there as the goal of humanity and the process of getting there does seem
somewhat automatic. By the time of Capital, according to Bhaskar, Marx
However what is especially interesting for me is that Bhaskar allows a weak
teleology, and it is located within the Fourth Dimension 4D of his
dialectic, that is, the level of agency.  On page 169 of DPF he puts this
position thus:

'Definitionally then, there is a conatus to deconstraint or freedom, in a
depth dialectic=85 and to the knowledge of the pwer2 relations constraining
the satisfaction of wanted need. Absence will impose the geo-historical
directionality that will usher in a truly humane human global society=85
(1993: 169)'.

There is a more poetic version of this telos on page 98:
'What is certain is that, so long as humanity survives, there will always
be a conatus for freedom to become'.

I think the latter sentence is why I am a Critical Realist.

This criticism of the Third Inversion closes with a comparison of Hegelian
thought with the Bhaskarian dialectic. 

Bhaskar: ontological depth, structural change, open totality and
transformative agency
Hegel:    necessity, becoming,  actuality, infinity.

Necessity and becoming are it seems close to ontological depth and
structural change, but they revert to actuality (closure) and then the
mystical unity with the absolute or the infinite.

All this critique of the Hegel - Marx relationship has been filtered
through the Critical realist concepts of the epistemic fallacy, ontological
monovalence and the speculative illusion.

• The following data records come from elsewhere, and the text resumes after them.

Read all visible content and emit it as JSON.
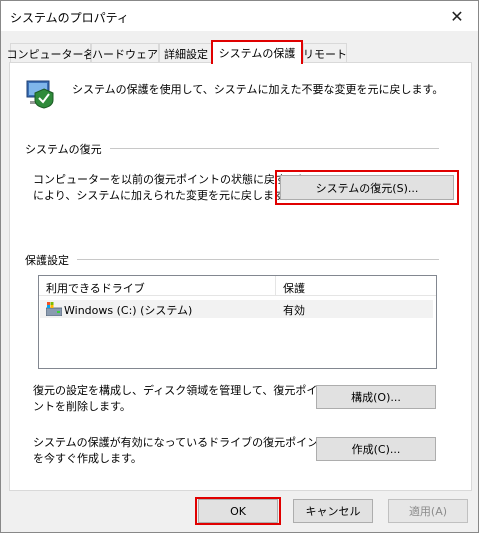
{
  "window": {
    "title": "システムのプロパティ"
  },
  "tabs": [
    {
      "label": "コンピューター名"
    },
    {
      "label": "ハードウェア"
    },
    {
      "label": "詳細設定"
    },
    {
      "label": "システムの保護"
    },
    {
      "label": "リモート"
    }
  ],
  "intro_text": "システムの保護を使用して、システムに加えた不要な変更を元に戻します。",
  "restore": {
    "title": "システムの復元",
    "desc_line1": "コンピューターを以前の復元ポイントの状態に戻すこと",
    "desc_line2": "により、システムに加えられた変更を元に戻します。",
    "button": "システムの復元(S)..."
  },
  "protection": {
    "title": "保護設定",
    "columns": {
      "drive": "利用できるドライブ",
      "protection": "保護"
    },
    "rows": [
      {
        "drive": "Windows (C:) (システム)",
        "protection": "有効"
      }
    ],
    "configure_desc_line1": "復元の設定を構成し、ディスク領域を管理して、復元ポイ",
    "configure_desc_line2": "ントを削除します。",
    "configure_button": "構成(O)...",
    "create_desc_line1": "システムの保護が有効になっているドライブの復元ポイント",
    "create_desc_line2": "を今すぐ作成します。",
    "create_button": "作成(C)..."
  },
  "buttons": {
    "ok": "OK",
    "cancel": "キャンセル",
    "apply": "適用(A)"
  },
  "colors": {
    "highlight": "#e00000",
    "button_face": "#e1e1e1",
    "window_bg": "#f0f0f0"
  },
  "icons": {
    "close": "close-icon",
    "system_protection": "system-protection-icon",
    "drive": "drive-icon"
  }
}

Some conclusions may be appropriate here.  However I feel inadequate to
this task. However from the little I know, it does seem to me that Bhaskar
has a unique spin on Hegel and on Marx  (to a less extent perhaps).  A
comparison of Bhaskar with Ilyenkov and others from the Russian Academy
would be interesting and I may get the time to pursue it.


Bakhtin, M., _Laughter and Freedom_ in Solomon, M. (ed), _Marxism and Art_,
Detroit: Wayne State University, 1979: 295-300
Benjamin, W., Illuminations, London: Fontana, 1977
Bhaskar, R., _Dialectic: The Pulse of Freedom_, London: Verso, 1993
Fiske, J., _Television Culture_, New York: Routledge, 1987
Ilyenkov, E.V., _Dialectical Logic: Essays on Its History and Theory_,
Moscow: Progress Publishers, 1977
Mandel, E., The Causes of Alienation, in Mandel, E., & Novack, G., (eds)
The Marxist Theory of Alienation, New York: Pathfinder Press, 1970
Marx, K., & Engels, F., The Holly Family, Moscow: Progress Publishers, 1956
Marx, Engels, Lenin, _On dialectical Materialism_, Moscow: Progress
Publishers, 1977
Meszaros, I., Marx's Theory of Alienation, London: Merlin Press, 1978
Novack, G., _Polemics in Marxist Philosophy: Essays on: Sartre  Plekhanov
Lukacs Engels Kolakowski Trotsky Timpanaro  Colletti_  New York: Monad
Press, 1978
Piaget, J., _A brief tribute to Goldmann_, in Goldmann, L., Cultural
Creation, St. Louis: Telos Press, 1979: 125-7
Ruben, D-H,  _Marxism and Dialectics_, in Mepham, J., & Ruben D-H. (eds)
_Issues in Marxist Philosophy_, London: The Harvester Press, 1979: 37-87
Schacht, R., _Alienation_, London: Allen & Unwin, 1971

     --- from list ---


Driftline Main Page


Display software: ArchTracker © Malgosia Askanas, 2000-2005